Presentation on theme: "The Hillslope-Stream Continuum Wed 4/22/2009. "The El Nino-Southern Oscillation and Global Precipitation Patterns: A View from Space" Dr. Scott Curtis."— Presentation transcript:
"The El Nino-Southern Oscillation and Global Precipitation Patterns: A View from Space" Dr. Scott Curtis Assistant Director Center for Natural Hazard Research Department of Geography East Carolina University WEDNESDAY, APRIL 22nd at 3:30 TOY LOUNGE, DEY HALL
How does rainfall become streamflow? Bear Brook, ME Is pH just an episodic depression?
Bear Brook, ME If so, why do values stay low after the event? Why aren’t the variations in streamflow reflected in pH?
Streamflow Components Terms Event water- water that enters the catchment during Pre-Event water- any water that resided in the catchment prior to event
Storage Reservoirs Catchment components can be considered storage reservoirs For example- Groundwater and Surface water So for a long time it was assumed that quickflow was rain, slowflow was groundwater
Quantifying hydrograph separations using chemical or isotopic tracers Assume: 1)old water is fairly constant in space and time, 2)Concentration in precipitation is constant over the course of the event Qt= Total Streamflow Qo= Pre-event water Qn= Event water Ct= Streamflow concentration Co= Concentration in groundwater Cn=Concentration in rain
Meaured chloride concentration during the peak of the rainstorm event Rainfall [Cl] =Cn= 4.5umol/L Groundwater [Cl]= Co= 40.5 umol/L Streamflow [Cl]= Ct = 36.0 umol/L What fraction of total streamflow is contributed by new and old water?
How does it get there? Various mechanisms of Streamflow Generation
Baseflow streamflow maintained by groundwater contributions Stormflow Augmented by direct precipation Overland flow Infiltrating rainwater- return flow Shallow subsurface stormflow
Terms Overland flow – Infiltration-excess overland flow- runoff generated where infiltration capacity is exceeded by rainfall intensity – Saturation-excess overland flow- runoff generated where shallow water table intersects ground surface Return flow- groundwater reemerges from the soil at a saturated area and flows downslope as overland flow
Dominant Runoff Processes Horton Overland Flow Dominates Subsurface flow less important Direct Precipitation & Return Flow Dominate Subsurface stormflow dominates Peaks produced by return flow & Direct precipitation Variable Source Area Climate, Vegetation, & Land Use Topography and Soils Thin Soils Gentle slopes Wide Valley Bottoms Steep straight slopes Narrow Valley Bottoms Humid Climate Dense Vegetation Arid to Semi-Arid Sparse Vegetation Urbanizing

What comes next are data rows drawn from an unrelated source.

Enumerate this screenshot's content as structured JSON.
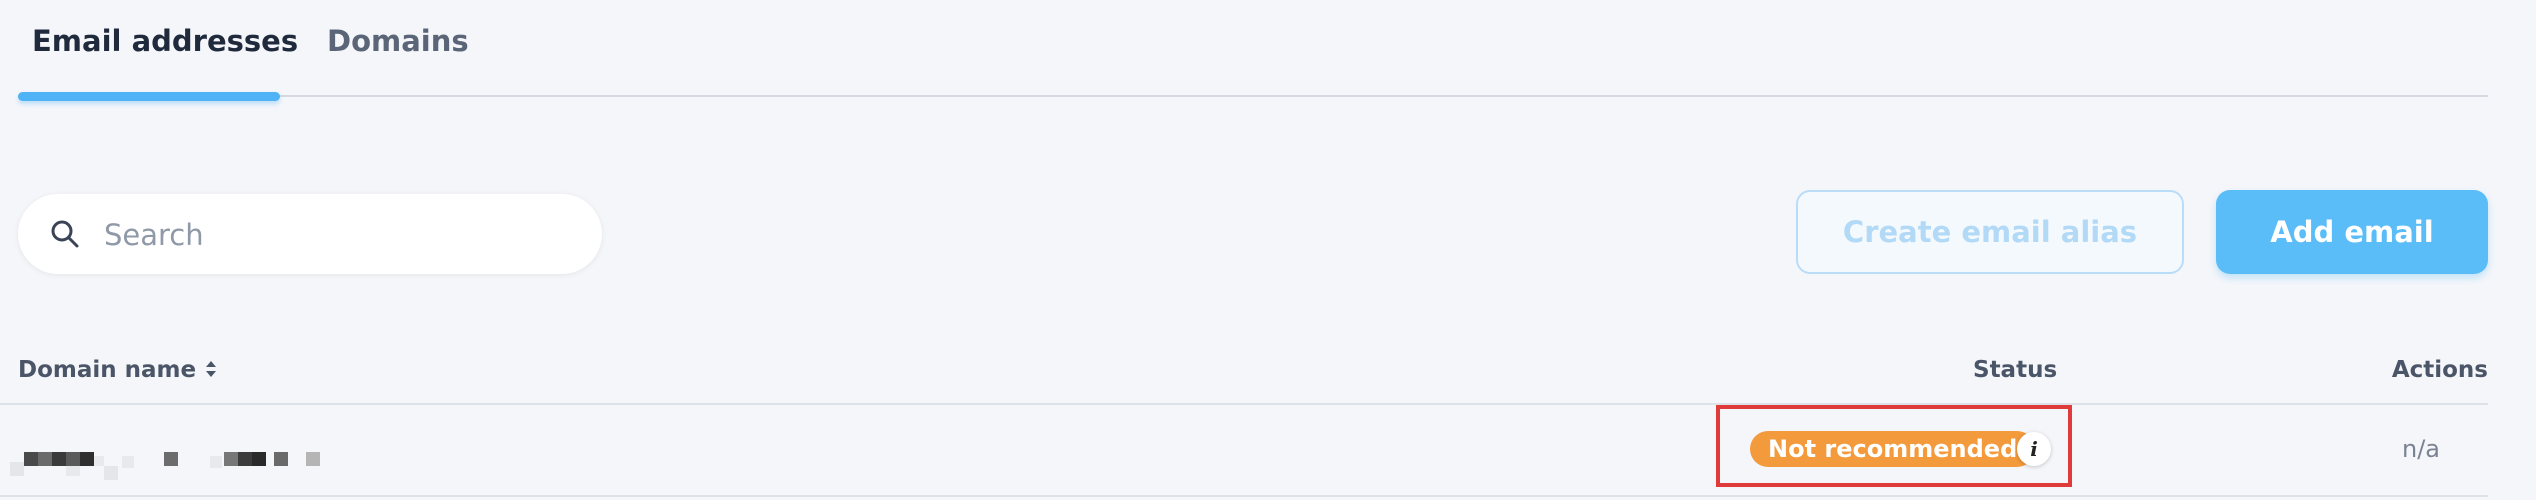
{
  "tabs": [
    {
      "label": "Email addresses",
      "active": true
    },
    {
      "label": "Domains",
      "active": false
    }
  ],
  "search": {
    "placeholder": "Search",
    "value": "",
    "icon": "search-icon"
  },
  "buttons": {
    "create_alias": "Create email alias",
    "add_email": "Add email"
  },
  "table": {
    "columns": {
      "domain": "Domain name",
      "status": "Status",
      "actions": "Actions"
    },
    "sort_icon": "sort-icon",
    "rows": [
      {
        "domain": "",
        "status": "Not recommended",
        "status_color": "#f39a3c",
        "info_icon": "info-icon",
        "info_glyph": "i",
        "actions": "n/a"
      }
    ]
  },
  "colors": {
    "accent": "#4fb3f6",
    "primary_button": "#5bbdf7",
    "highlight": "#e03b3b",
    "background": "#f5f6fa"
  }
}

Topographic (Wetness) Index TI= ln( a/ Tan B) Where: a= upslope contributing area B= local slope
some equations Soil moisture defecit=s Depth of water you’d need to add To reach ground surface
Tmax = Transmissivity. Recall T = KB K=hydraulic conductivity B= soil (aquifer) depth To simplify- assume soil is saturated m=curve fitting parameter. If T decreases rapidly with depth, m Will be large. A small value of m means T decreases slowly with depth
TOPMODEL SIMULATIONS Alter Tmax and m Effect of TI distribution
Remaining soil moisture utilized by vegetation- canopy growth Balance of two major forces: gravity, ET
Links to water quality Timing matters- implications for when DOC Higher [DOC] in summer months- implications for water managers
Future Directions: Double Paradox 1)Rapid Mobilization of ‘old water’ 2)Variable chemistry of old water Kirchner, 2003 HP